A Trans-Atlantic flight (in 2016) by Mary Mae Lewis
The first inkling, on this trip, that all would not be perfect was when we checked our baggage in at Manchester airport. The larger suitcase was opened up before we were allowed through to security and the plane was delayed.
I was by then hungry, and nervous. Boarding in silence the air hostesses only nodded as we took up our seats. There was no welcome aboard and no life jacket demonstrations. Summoning a flight attendant, to obtain earphones, took three attempts. But at four euros a pair we made do with watching an Icelandic film with sub-titles. Only a coffee came, complimentary. Food had to be purchased! With baguettes at eight euros, minimum, we declined (we were used to Spanish prices) There’ll be a hot meal on the six-hour haul from Iceland onwards, surely?
Arriving in the Reykjavik we felt like we had been disgorged into a refugee camp; bodies sitting on rucksacks littered the transit lounge. Amid the chatter and foul smells, like Hyacinth and Richard in Keeping Up Appearances we toured the salon. With my sciatica, sitting on a floor was not a healthy option!
Luckily, hubby spotted an empty seat and nudged me. In a flash I whipped off my sun hat and hurled it, like a Frisbee, across the room. It landed admirably but as I staggered towards it I heard, “Would Mrs Mary Mae Lewis, make her way to the Icelandic Air information desk.”
“That’s me.” I gasped as I handed my husband my bag.
“Mrs Mary Mae Lewis.” The voice over the tannoy repeated.
“Guard the seat.” I instructed.
“Mrs Lewis?” The girl at the airline counter queried.
“You have been chosen; a random customer.”
I moved closer to the pretty face and smiled.
I imagined I had been signalled out for a bottle of free champagne or some luxury chocolates.
“For an extra security check.”
Before my chin could drop, I felt an arm on my elbow and I was gently frog marched up some stairs and delivered to the USA BORDER CONTROL.
Passengers lined one wall, holding passports. I wasn’t. Showing the US guard my empty hands I was ordered to fetch mine!
I plead; we only have thirty minutes before boarding. I am frisked and quickly cleared! Phew!
We encamp to the eatery, another queue! Stuff that. I grab the only stool available at the bar but with drinks at fifteen dollars a time we order tap water. We talk to an American student about how terrible it would be for America if Donald Trump was elected president and we forget our hunger, till the flight is called.
“I see you have passed your security check,” the boarding pass checker announces loudly as we line up, again. I blush and my tummy rumbles like a roller coaster.

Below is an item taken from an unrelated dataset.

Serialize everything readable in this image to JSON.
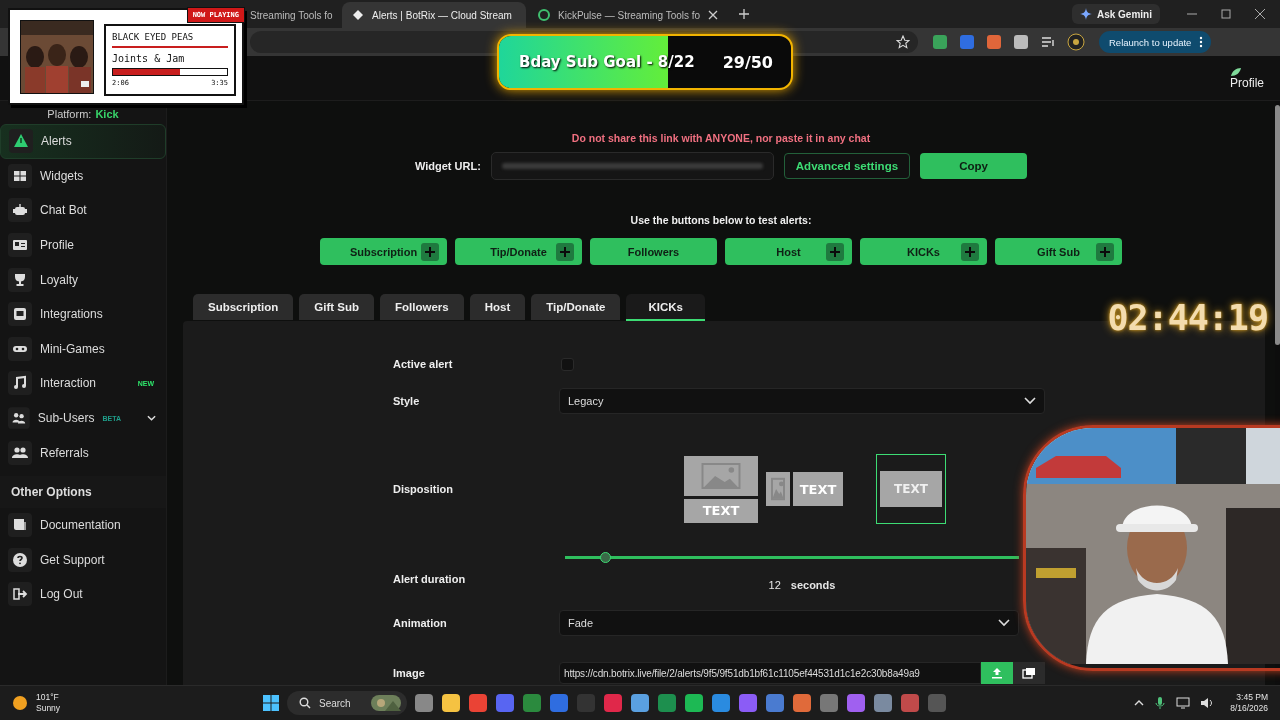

“When’s dinner?” I enquire as the stewardesses move up and the plane’s cabin again like Stepford wives.
“When you order it,” one girl says, whipping the menu, (the same one as before) from the pouch on the back of the seat in front of me.
I succumb. Hubby doesn’t.
“I’ll have the tapas with the wine.” Included was a piece of hot pizza, apparently! The wine was fine but the box of tapas, which looked about a foot long on the photo on the menu was no bigger than a big box of matches! The pepperoni looked like burnt spaghetti, the cheese was just one mouthful of cream cheese, and the pizza didn’t exist.
“A printing error” the flight attendant informed me. I grimaced and delved into my book, sipped the wine slowly and ignored my hunger pangs.
With face and finger print recognition technology we slipped through Immigration like silver fish through pin holes and waited at the carousel for our suitcases.
Hubby stacked the first one onto his trolley with our hand luggage and coats and we waited and waited. Damn it our case is lost! And my hat’s in Iceland!
“Ok. No big deal” hubby assures me as he turns to a guard nearby.
“You grab the trolley and we’ll do what we have to do.”
“Hell, where is the trolley!” I scream as my eyes run around the vicinity looking for our distinctive blue and white suitcase. Spotting a man pushing our stuff down the baggage hall I run up to him.
“What the hell do you think you are doing?” I shout. “You know that trolley isn’t yours; those things are not yours. Why did you do this?”
“Cause I am an asshole” he yells. I yank the trolley off him and turn away.
“You said it.” I shout, over my shoulder.
“She called me an asshole” the man complained to the guard.
“No, I didn’t.” I defended myself.
“No, you didn’t ma’m. “The man is what he said, an AH but don’t worry about that now. You got your stuff back and now you must make a claim for the missing baggage, in the office.”
I glance at my watch; we have already missed the 7 pm bus and now will have to wait till 10. Still enough time to get a Big Mac and fries. My mouth waters at the thought.
Mr. Peterson fills out the forms while telling us his life story and we tell him about our son and his family in Milwaukee, who we will be staying with for three weeks; we feel confident our suitcase will turn up. Just one week later it and delivered straight to our son’s front door.
We had a lovely holiday in Wisconsin and a good journey home, but I never did see my hat again!